Reply With Quote Quick reply to this message
 
Old 05-10-2013, 04:05 PM
 
Location: Southern California
15,087 posts, read 17,578,558 times
Reputation: 10299
Quote:
Originally Posted by A2DAC1985 View Post
How big does a city have to be before it becomes "big"?
It depends.

[and it is relative]
Reply With Quote Quick reply to this message
 
Old 05-10-2013, 04:20 PM
 
7,608 posts, read 9,463,659 times
Reputation: 8973
Quote:
Originally Posted by Gorath View Post
To be big, a city needs a pro sports team.

For example, no one even knows Minneapolis exists. But they know about that city called Minnesota.
But what about St. Paul?
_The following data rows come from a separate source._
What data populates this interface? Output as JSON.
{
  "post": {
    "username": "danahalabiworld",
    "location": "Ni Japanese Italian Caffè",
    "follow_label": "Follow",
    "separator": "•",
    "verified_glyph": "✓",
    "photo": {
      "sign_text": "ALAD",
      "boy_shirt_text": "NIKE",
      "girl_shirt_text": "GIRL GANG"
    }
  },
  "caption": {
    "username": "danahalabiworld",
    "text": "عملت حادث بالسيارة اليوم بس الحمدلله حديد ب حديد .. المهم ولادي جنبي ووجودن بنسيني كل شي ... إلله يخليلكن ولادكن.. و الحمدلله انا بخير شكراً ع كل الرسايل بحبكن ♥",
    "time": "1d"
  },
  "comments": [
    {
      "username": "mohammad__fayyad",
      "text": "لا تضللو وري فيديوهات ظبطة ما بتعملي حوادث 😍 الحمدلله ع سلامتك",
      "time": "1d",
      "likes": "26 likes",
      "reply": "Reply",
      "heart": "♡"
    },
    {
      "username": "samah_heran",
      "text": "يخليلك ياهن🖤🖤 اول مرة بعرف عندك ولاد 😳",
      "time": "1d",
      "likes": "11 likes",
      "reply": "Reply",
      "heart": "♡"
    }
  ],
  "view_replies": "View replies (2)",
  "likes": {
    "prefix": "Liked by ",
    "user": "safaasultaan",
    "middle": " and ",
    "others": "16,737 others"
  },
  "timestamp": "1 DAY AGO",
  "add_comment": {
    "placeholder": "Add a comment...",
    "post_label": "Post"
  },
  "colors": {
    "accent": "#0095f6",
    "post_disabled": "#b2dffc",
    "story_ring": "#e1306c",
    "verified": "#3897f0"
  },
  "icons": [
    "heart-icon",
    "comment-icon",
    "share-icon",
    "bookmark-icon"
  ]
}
What would Garrison Keillor say?

Oh Yaaaah, you betcha....not too bad a deal, eh?

Memories of Jerry Lundegaard...
Reply With Quote Quick reply to this message
Please register to post and access all features of our very popular forum. It is free and quick. Over $68,000 in prizes has already been given out to active posters on our forum. Additional giveaways are planned.

Detailed information about all U.S. cities, counties, and zip codes on our site: City-data.com.


Reply
Please update this thread with any new information or opinions. This open thread is still read by thousands of people, so we encourage all additional points of view.

Quick Reply
Message:

Over $104,000 in prizes was already given out to active posters on our forum and additional giveaways are planned!

Go Back   City-Data Forum > General Forums > Urban Planning
Follow City-Data.com founder on our Forum or

All times are GMT -6.

2005-2019, Advameg, Inc. · Please obey Forum Rules · Terms of Use and Privacy Policy · Bug Bounty

City-Data.com - Archive 1, 2, 3, 4, 5, 6, 7, 8, 9, 10, 11, 12, 13, 14, 15, 16, 17, 18, 19, 20, 21, 22, 23, 24, 25, 26, 27, 28, 29, 30, 31, 32, 33, 34, 35 - Top